Excerpts from an interface dataset:
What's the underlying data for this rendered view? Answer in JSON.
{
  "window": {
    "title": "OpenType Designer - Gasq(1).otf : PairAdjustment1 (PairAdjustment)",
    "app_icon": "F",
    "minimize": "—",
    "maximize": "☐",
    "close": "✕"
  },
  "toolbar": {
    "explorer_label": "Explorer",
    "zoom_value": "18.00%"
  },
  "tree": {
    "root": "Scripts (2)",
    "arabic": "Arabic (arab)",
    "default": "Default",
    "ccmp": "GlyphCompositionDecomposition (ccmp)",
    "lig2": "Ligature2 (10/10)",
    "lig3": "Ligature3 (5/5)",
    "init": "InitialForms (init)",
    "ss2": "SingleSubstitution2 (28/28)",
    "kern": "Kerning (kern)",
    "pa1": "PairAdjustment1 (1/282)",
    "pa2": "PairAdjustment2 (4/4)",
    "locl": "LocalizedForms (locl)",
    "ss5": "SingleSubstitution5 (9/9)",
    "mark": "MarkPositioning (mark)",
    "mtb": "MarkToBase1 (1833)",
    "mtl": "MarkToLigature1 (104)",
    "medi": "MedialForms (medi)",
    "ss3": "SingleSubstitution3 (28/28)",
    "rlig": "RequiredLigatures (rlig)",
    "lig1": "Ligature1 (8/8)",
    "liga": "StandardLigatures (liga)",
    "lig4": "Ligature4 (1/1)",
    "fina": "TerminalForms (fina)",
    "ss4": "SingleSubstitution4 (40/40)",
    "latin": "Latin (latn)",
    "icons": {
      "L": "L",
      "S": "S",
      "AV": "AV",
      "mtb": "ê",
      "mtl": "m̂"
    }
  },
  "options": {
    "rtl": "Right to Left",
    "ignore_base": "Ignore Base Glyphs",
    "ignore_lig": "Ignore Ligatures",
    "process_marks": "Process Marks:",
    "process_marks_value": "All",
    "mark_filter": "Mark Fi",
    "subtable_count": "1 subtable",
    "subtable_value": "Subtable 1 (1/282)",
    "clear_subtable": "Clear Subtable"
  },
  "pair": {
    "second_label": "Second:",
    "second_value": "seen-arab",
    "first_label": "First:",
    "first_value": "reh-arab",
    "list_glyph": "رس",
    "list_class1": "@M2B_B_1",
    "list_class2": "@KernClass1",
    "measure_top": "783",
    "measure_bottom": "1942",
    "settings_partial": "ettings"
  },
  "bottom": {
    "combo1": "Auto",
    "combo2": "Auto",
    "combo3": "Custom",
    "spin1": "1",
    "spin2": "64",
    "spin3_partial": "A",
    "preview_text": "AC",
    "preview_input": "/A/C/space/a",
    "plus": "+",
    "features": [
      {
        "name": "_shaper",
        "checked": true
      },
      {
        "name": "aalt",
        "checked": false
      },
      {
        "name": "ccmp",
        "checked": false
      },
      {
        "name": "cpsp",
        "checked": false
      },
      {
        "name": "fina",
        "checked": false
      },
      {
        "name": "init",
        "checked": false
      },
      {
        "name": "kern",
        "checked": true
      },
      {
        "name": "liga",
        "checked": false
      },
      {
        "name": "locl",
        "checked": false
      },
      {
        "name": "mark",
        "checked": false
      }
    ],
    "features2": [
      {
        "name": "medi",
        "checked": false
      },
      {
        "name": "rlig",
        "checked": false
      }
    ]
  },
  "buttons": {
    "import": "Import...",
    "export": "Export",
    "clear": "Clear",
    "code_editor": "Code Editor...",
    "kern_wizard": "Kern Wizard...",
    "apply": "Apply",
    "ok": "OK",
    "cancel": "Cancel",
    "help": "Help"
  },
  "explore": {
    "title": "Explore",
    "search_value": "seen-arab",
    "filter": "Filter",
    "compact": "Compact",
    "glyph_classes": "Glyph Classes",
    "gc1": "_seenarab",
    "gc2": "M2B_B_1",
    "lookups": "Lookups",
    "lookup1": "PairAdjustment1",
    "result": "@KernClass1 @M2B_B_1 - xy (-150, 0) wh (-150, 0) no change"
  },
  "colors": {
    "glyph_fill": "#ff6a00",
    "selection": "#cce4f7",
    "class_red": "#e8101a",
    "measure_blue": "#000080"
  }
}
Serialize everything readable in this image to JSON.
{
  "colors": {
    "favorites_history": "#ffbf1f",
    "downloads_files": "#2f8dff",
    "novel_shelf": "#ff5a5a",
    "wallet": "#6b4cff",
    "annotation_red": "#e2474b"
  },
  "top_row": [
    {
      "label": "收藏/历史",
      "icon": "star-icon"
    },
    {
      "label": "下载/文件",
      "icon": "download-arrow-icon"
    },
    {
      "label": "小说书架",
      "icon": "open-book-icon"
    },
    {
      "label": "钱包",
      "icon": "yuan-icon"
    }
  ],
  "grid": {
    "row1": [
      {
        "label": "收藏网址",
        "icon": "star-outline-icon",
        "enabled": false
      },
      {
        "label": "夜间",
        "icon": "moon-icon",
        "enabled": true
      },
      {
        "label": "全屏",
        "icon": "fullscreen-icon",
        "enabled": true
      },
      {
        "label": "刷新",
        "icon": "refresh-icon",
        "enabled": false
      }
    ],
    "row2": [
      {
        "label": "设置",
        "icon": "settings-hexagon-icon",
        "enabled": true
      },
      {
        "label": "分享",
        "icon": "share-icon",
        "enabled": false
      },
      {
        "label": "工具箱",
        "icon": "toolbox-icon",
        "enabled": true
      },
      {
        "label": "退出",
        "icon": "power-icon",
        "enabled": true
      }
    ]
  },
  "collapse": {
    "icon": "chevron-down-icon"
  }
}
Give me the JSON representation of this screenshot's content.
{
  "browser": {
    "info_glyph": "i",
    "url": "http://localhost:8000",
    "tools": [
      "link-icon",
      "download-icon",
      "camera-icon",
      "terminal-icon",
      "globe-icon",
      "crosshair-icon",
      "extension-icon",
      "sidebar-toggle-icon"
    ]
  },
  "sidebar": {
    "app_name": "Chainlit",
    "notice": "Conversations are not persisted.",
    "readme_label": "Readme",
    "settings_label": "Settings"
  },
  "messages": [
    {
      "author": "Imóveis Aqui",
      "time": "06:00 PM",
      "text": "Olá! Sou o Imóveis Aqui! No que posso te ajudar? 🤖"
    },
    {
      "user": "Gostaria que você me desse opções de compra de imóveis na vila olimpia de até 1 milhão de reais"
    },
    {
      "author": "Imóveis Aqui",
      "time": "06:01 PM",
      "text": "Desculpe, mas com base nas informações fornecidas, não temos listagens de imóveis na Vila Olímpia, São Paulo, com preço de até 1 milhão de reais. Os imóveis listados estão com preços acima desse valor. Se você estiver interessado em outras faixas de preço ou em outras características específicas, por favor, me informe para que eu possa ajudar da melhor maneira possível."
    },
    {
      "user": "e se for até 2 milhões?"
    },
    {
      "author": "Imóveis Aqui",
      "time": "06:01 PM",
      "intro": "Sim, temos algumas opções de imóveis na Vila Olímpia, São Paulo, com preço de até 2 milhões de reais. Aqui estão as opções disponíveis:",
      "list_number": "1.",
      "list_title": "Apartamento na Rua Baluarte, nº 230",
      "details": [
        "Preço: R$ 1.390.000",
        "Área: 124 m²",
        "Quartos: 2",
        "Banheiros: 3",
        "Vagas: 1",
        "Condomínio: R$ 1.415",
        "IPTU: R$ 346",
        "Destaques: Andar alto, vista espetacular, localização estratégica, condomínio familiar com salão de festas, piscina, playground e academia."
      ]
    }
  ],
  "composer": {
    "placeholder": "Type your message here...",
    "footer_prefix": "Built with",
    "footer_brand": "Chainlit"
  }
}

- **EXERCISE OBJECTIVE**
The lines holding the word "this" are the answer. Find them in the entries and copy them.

- **SOLUTION TO THE EXERCISE**
What's the underlying data for this rendered view? Answer in JSON.
Serialize everything readable in this image to JSON.
Give me the JSON representation of this screenshot's content.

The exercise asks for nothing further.